The Africa Nutributter studies found that children preferred a sweet paste, but the scientists believe regional flavors may make the supplement more appealing. For Guatemala, they plan a cinnamon-flavored Nutributter; for Bangledesh, the paste will be flavored with cumin and cardamom.
UC Davis nutrition professor Kathryn Dewey, who leads the project, said it remains to be seen whether Nutributter will be adapted for American consumers.
“I personally think it is marketable,” she said.
Each four-teaspoon serving of Nutributter paste, which comes in a ketchup-packet-like pouch, contains 40 essential vitamins and minerals.
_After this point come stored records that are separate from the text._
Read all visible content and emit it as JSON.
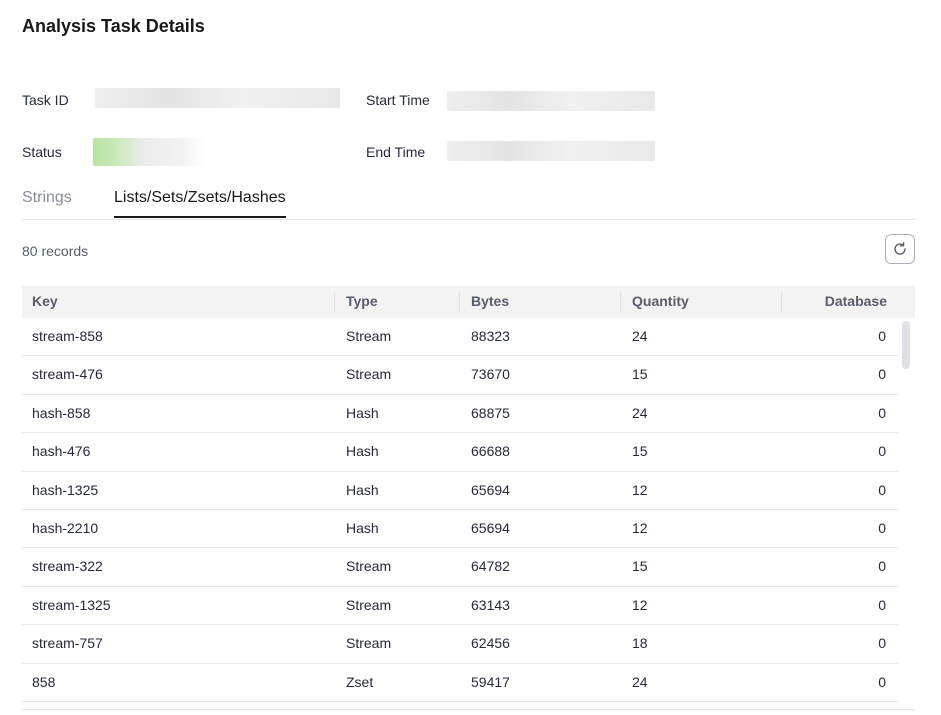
{
  "page": {
    "title": "Analysis Task Details"
  },
  "info": {
    "task_id_label": "Task ID",
    "start_time_label": "Start Time",
    "status_label": "Status",
    "end_time_label": "End Time"
  },
  "tabs": [
    {
      "label": "Strings",
      "active": false
    },
    {
      "label": "Lists/Sets/Zsets/Hashes",
      "active": true
    }
  ],
  "records_text": "80 records",
  "refresh_icon": "refresh-icon",
  "table": {
    "columns": [
      "Key",
      "Type",
      "Bytes",
      "Quantity",
      "Database"
    ],
    "rows": [
      [
        "stream-858",
        "Stream",
        "88323",
        "24",
        "0"
      ],
      [
        "stream-476",
        "Stream",
        "73670",
        "15",
        "0"
      ],
      [
        "hash-858",
        "Hash",
        "68875",
        "24",
        "0"
      ],
      [
        "hash-476",
        "Hash",
        "66688",
        "15",
        "0"
      ],
      [
        "hash-1325",
        "Hash",
        "65694",
        "12",
        "0"
      ],
      [
        "hash-2210",
        "Hash",
        "65694",
        "12",
        "0"
      ],
      [
        "stream-322",
        "Stream",
        "64782",
        "15",
        "0"
      ],
      [
        "stream-1325",
        "Stream",
        "63143",
        "12",
        "0"
      ],
      [
        "stream-757",
        "Stream",
        "62456",
        "18",
        "0"
      ],
      [
        "858",
        "Zset",
        "59417",
        "24",
        "0"
      ]
    ]
  }
}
Unlike most other nutrient supplements, the product also provides 120 calories of energy plus protein and essential fatty acids. Nutributter is not meant as a replacement for local foods or breast milk, but rather to be added to youngsters’ and pregnant mothers’ traditional diets.
"More than 3 million children die each year of malnutrition due not just to a lack of calories, but also to poor diet quality, particularly insufficient intake of micronutrients like zinc and iron, which are so critical to healthy growth and development," Dewey said.
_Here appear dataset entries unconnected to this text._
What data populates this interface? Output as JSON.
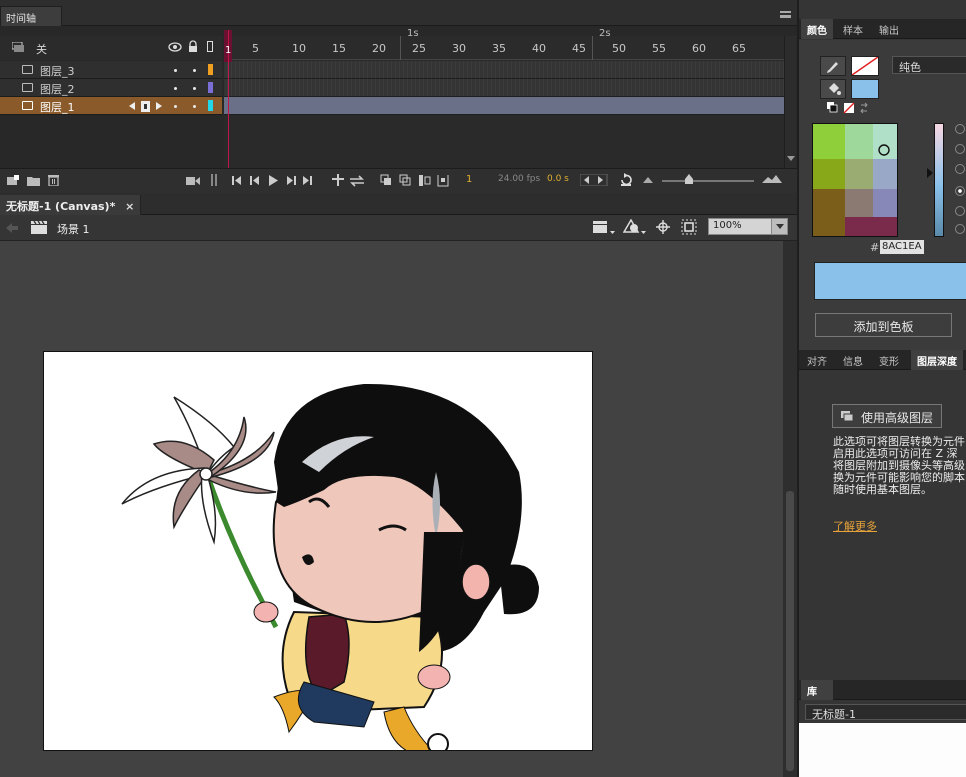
{
  "timeline": {
    "tab_label": "时间轴",
    "header_label": "关",
    "ruler_numbers": [
      "1",
      "5",
      "10",
      "15",
      "20",
      "25",
      "30",
      "35",
      "40",
      "45",
      "50",
      "55",
      "60",
      "65"
    ],
    "second_markers": [
      "1s",
      "2s"
    ],
    "layers": [
      {
        "name": "图层_3",
        "color": "#f0a020",
        "active": false
      },
      {
        "name": "图层_2",
        "color": "#7b6fd6",
        "active": false
      },
      {
        "name": "图层_1",
        "color": "#22d8e8",
        "active": true
      }
    ],
    "current_frame": "1",
    "fps": "24.00 fps",
    "time": "0.0 s"
  },
  "document": {
    "tab_label": "无标题-1 (Canvas)*",
    "close_glyph": "×",
    "scene_label": "场景 1",
    "zoom": "100%"
  },
  "color_panel": {
    "tabs": [
      "颜色",
      "样本",
      "输出"
    ],
    "active_tab": "颜色",
    "fill_type": "纯色",
    "hex_prefix": "#",
    "hex_value": "8AC1EA",
    "current_color": "#8AC1EA",
    "add_swatch_button": "添加到色板"
  },
  "properties_panel": {
    "tabs": [
      "对齐",
      "信息",
      "变形",
      "图层深度"
    ],
    "active_tab": "图层深度",
    "advanced_layers_button": "使用高级图层",
    "description_lines": [
      "此选项可将图层转换为元件",
      "启用此选项可访问在 Z 深",
      "将图层附加到摄像头等高级",
      "换为元件可能影响您的脚本",
      "随时使用基本图层。"
    ],
    "learn_more": "了解更多"
  },
  "library_panel": {
    "tab_label": "库",
    "document_select": "无标题-1"
  }
}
The idea for the nutrition supplement came from the successful use of Plumpy'nut, a peanut-based food developed by French researchers for famine relief. Each Plumpy-nut packet has 500 calories and children can gain 1 to 2 pounds a week by eating it twice daily. Plumpy-nut is meant to temporarily serve as the sole food source in emergency situations.
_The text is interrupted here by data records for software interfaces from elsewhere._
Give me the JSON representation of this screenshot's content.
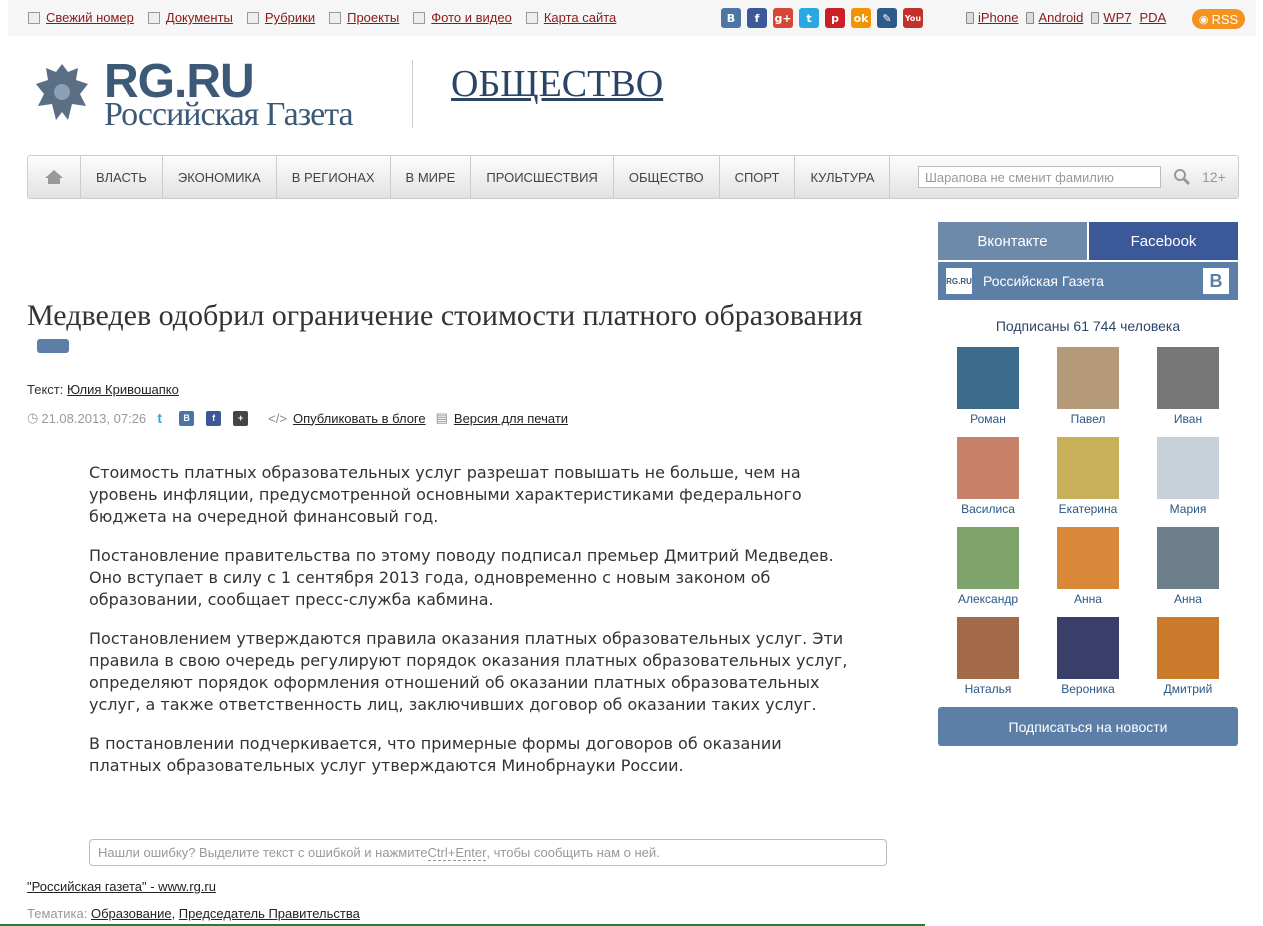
{
  "topbar": {
    "links": [
      "Свежий номер",
      "Документы",
      "Рубрики",
      "Проекты",
      "Фото и видео",
      "Карта сайта"
    ],
    "social": [
      {
        "icon": "vk-icon",
        "glyph": "В",
        "color": "#4c75a3"
      },
      {
        "icon": "facebook-icon",
        "glyph": "f",
        "color": "#3b5998"
      },
      {
        "icon": "googleplus-icon",
        "glyph": "g+",
        "color": "#d34836"
      },
      {
        "icon": "twitter-icon",
        "glyph": "t",
        "color": "#2aa9e0"
      },
      {
        "icon": "pinterest-icon",
        "glyph": "p",
        "color": "#cb2027"
      },
      {
        "icon": "odnoklassniki-icon",
        "glyph": "ok",
        "color": "#f29400"
      },
      {
        "icon": "livejournal-icon",
        "glyph": "✎",
        "color": "#2c5a8a"
      },
      {
        "icon": "youtube-icon",
        "glyph": "You",
        "color": "#c4302b"
      }
    ],
    "devices": [
      "iPhone",
      "Android",
      "WP7",
      "PDA"
    ],
    "rss": "RSS"
  },
  "header": {
    "logo_main": "RG.RU",
    "logo_sub": "Российская Газета",
    "section": "ОБЩЕСТВО"
  },
  "nav": {
    "items": [
      "ВЛАСТЬ",
      "ЭКОНОМИКА",
      "В РЕГИОНАХ",
      "В МИРЕ",
      "ПРОИСШЕСТВИЯ",
      "ОБЩЕСТВО",
      "СПОРТ",
      "КУЛЬТУРА"
    ],
    "search_placeholder": "Шарапова не сменит фамилию",
    "age": "12+"
  },
  "article": {
    "title": "Медведев одобрил ограничение стоимости платного образования",
    "byline_label": "Текст:",
    "author": "Юлия Кривошапко",
    "datetime": "21.08.2013, 07:26",
    "blog_link": "Опубликовать в блоге",
    "print_link": "Версия для печати",
    "paragraphs": [
      "Стоимость платных образовательных услуг разрешат повышать не больше, чем на уровень инфляции, предусмотренной основными характеристиками федерального бюджета на очередной финансовый год.",
      "Постановление правительства по этому поводу подписал премьер Дмитрий Медведев. Оно вступает в силу с 1 сентября 2013 года, одновременно с новым законом об образовании, сообщает пресс-служба кабмина.",
      "Постановлением утверждаются правила оказания платных образовательных услуг. Эти правила в свою очередь регулируют порядок оказания платных образовательных услуг, определяют порядок оформления отношений об оказании платных образовательных услуг, а также ответственность лиц, заключивших договор об оказании таких услуг.",
      "В постановлении подчеркивается, что примерные формы договоров об оказании платных образовательных услуг утверждаются Минобрнауки России."
    ],
    "error_pre": "Нашли ошибку? Выделите текст с ошибкой и нажмите ",
    "error_key": "Ctrl+Enter",
    "error_post": ", чтобы сообщить нам о ней.",
    "source": "\"Российская газета\" - www.rg.ru",
    "tags_label": "Тематика:",
    "tags": [
      "Образование",
      "Председатель Правительства"
    ]
  },
  "widget": {
    "tab_vk": "Вконтакте",
    "tab_fb": "Facebook",
    "group": "Российская Газета",
    "group_logo": "RG.RU",
    "subscribed": "Подписаны 61 744 человека",
    "members": [
      {
        "name": "Роман",
        "color": "#3b6b8a"
      },
      {
        "name": "Павел",
        "color": "#b59a7a"
      },
      {
        "name": "Иван",
        "color": "#777777"
      },
      {
        "name": "Василиса",
        "color": "#c9826a"
      },
      {
        "name": "Екатерина",
        "color": "#c8b15a"
      },
      {
        "name": "Мария",
        "color": "#c8d0da"
      },
      {
        "name": "Александр",
        "color": "#7ea36b"
      },
      {
        "name": "Анна",
        "color": "#d9883a"
      },
      {
        "name": "Анна",
        "color": "#6d7f8a"
      },
      {
        "name": "Наталья",
        "color": "#a36a4a"
      },
      {
        "name": "Вероника",
        "color": "#3a3f6a"
      },
      {
        "name": "Дмитрий",
        "color": "#c97a2a"
      }
    ],
    "subscribe_button": "Подписаться на новости"
  }
}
The UC Davis Nutributter team heads the International Lipid-based Nutrient Supplements Project (iLiNS). Last year, the project won a $16 million Bill and Melinda Gates Foundation grant. A 2008 UC Davis news release announcing the Gates Foundation grant gives more details about Nutributter and its use in African nations. More information is also available on the iLiNS Web site.